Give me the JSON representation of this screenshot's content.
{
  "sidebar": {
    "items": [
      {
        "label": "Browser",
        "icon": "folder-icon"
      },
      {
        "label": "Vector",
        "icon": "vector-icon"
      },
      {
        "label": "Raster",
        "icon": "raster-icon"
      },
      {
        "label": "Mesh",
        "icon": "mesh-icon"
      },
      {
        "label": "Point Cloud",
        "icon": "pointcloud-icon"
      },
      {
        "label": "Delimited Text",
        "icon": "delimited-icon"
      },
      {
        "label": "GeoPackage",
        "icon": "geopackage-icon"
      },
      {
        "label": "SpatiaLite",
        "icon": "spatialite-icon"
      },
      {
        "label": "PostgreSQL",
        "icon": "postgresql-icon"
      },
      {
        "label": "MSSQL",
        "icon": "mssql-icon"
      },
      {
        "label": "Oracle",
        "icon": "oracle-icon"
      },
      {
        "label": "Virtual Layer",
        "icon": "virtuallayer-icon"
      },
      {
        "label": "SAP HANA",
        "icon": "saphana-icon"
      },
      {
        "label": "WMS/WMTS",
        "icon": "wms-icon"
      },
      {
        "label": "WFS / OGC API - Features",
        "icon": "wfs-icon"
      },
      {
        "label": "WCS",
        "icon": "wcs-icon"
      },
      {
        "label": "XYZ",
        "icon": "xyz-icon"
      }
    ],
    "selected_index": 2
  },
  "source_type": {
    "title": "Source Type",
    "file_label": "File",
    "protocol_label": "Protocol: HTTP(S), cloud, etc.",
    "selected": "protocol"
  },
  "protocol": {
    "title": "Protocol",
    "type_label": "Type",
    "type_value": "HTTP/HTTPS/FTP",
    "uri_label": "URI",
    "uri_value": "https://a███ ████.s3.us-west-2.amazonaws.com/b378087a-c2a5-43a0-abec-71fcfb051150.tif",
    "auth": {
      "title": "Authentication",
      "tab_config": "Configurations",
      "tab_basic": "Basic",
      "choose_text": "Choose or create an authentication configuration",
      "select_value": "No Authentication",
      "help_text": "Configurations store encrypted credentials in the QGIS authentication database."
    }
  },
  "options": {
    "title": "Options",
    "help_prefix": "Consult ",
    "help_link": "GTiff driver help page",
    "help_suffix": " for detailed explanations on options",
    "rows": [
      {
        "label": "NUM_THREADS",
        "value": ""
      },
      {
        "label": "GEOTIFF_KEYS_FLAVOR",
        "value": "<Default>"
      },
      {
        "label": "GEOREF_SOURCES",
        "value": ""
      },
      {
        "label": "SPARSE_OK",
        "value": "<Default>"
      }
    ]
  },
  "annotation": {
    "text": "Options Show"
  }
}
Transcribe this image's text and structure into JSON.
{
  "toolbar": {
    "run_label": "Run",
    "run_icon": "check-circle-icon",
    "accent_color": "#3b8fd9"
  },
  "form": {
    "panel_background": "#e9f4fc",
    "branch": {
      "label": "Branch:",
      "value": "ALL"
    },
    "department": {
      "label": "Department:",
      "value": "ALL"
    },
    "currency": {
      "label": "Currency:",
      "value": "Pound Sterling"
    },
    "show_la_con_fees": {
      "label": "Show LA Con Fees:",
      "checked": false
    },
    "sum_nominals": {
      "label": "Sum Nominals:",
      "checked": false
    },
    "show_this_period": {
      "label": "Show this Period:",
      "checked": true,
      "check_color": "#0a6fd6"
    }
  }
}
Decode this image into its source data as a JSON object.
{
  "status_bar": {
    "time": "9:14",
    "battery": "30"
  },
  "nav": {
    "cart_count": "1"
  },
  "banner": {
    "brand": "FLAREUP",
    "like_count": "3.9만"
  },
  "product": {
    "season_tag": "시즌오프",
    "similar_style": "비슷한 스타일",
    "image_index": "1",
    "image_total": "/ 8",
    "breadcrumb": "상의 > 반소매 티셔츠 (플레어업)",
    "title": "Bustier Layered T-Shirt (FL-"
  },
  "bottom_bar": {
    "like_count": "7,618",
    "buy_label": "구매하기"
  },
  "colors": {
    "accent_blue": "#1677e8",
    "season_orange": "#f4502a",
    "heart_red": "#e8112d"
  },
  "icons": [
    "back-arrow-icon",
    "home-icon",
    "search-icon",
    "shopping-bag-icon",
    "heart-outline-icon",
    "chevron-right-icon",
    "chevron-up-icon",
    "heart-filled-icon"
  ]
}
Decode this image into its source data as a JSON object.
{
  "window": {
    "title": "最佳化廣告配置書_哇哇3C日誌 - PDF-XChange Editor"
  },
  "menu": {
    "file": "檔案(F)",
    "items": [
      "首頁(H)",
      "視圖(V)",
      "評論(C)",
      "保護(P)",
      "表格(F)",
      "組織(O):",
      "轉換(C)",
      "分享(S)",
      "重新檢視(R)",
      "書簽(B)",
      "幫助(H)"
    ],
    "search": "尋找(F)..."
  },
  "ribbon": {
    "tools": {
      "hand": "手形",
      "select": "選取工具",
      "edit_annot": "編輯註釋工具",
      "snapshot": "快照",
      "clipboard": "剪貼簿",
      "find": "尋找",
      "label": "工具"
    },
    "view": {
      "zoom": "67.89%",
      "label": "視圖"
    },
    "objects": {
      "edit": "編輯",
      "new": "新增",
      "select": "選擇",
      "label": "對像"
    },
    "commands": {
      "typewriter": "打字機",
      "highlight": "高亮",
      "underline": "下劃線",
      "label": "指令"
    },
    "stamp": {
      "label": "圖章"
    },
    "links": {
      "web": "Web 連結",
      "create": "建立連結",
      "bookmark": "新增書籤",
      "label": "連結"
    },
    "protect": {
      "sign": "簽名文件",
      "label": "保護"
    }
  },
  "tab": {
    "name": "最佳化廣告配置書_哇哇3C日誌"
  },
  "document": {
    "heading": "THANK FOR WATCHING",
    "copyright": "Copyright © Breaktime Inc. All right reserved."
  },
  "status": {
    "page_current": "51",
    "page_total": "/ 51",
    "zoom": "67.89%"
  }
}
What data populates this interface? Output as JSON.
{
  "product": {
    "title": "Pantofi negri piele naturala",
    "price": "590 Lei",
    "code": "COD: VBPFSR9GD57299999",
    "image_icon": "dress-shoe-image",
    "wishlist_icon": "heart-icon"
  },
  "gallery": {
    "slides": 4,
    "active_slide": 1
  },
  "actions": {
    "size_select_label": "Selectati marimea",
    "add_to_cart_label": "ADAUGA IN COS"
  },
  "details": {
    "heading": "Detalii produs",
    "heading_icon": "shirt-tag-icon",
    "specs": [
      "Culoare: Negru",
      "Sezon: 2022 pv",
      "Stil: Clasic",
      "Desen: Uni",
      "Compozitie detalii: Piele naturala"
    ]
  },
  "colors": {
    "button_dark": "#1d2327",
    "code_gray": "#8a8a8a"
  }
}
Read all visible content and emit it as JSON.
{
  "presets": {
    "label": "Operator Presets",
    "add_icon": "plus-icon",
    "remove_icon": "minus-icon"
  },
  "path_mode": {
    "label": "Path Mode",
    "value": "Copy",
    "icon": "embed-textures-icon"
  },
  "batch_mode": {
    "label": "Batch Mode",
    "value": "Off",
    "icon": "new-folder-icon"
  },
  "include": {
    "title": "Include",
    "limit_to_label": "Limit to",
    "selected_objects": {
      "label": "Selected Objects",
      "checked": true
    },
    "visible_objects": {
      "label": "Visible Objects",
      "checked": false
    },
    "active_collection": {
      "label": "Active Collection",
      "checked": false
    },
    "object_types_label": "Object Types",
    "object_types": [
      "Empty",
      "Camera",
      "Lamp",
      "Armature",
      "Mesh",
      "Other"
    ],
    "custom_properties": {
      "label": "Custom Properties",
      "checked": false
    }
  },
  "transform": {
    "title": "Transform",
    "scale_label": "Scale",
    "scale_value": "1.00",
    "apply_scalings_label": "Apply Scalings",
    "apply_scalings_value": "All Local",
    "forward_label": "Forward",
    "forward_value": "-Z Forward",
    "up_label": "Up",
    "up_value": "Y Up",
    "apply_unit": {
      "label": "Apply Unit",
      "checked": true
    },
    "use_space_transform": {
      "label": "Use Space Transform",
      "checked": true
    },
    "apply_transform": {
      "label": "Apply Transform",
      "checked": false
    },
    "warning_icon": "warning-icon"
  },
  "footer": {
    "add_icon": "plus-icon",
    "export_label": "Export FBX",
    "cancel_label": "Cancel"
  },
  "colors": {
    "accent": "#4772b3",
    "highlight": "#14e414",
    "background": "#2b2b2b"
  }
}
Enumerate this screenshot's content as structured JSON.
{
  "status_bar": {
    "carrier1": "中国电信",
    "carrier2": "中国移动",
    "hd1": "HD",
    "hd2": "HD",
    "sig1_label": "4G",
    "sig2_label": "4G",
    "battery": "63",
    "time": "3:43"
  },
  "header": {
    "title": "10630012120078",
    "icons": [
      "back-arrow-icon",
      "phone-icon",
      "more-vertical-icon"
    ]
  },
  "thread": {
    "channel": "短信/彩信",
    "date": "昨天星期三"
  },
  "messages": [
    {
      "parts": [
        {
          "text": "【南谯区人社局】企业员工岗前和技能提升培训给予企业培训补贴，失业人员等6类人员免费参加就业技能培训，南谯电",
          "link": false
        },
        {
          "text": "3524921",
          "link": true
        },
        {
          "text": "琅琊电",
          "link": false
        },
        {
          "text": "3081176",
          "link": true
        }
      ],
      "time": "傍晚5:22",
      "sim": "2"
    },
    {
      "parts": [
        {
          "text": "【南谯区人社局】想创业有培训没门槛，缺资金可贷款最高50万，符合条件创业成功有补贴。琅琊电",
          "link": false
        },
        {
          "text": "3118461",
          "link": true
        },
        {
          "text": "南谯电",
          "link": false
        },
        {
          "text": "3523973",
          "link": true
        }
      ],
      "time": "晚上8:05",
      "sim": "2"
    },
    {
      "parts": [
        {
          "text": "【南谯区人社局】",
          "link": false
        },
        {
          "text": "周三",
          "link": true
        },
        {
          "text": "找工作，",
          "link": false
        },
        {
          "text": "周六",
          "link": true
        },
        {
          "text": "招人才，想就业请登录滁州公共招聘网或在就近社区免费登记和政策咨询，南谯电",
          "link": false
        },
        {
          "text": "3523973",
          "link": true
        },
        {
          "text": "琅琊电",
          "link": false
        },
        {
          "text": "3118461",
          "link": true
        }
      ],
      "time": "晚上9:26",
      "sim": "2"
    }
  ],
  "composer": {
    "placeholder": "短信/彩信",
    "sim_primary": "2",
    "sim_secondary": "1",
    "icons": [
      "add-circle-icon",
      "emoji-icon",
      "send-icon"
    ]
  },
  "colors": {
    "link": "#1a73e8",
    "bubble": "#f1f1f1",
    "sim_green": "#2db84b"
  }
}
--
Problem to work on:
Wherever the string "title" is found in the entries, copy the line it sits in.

Solution for this exercise:
    "title": "Source Type",
    "title": "Protocol",
      "title": "Authentication",
    "title": "Options",
    "title": "Bustier Layered T-Shirt (FL-"
    "title": "最佳化廣告配置書_哇哇3C日誌 - PDF-XChange Editor"
    "title": "Pantofi negri piele naturala",
    "title": "Include",
    "title": "Transform",
    "title": "10630012120078",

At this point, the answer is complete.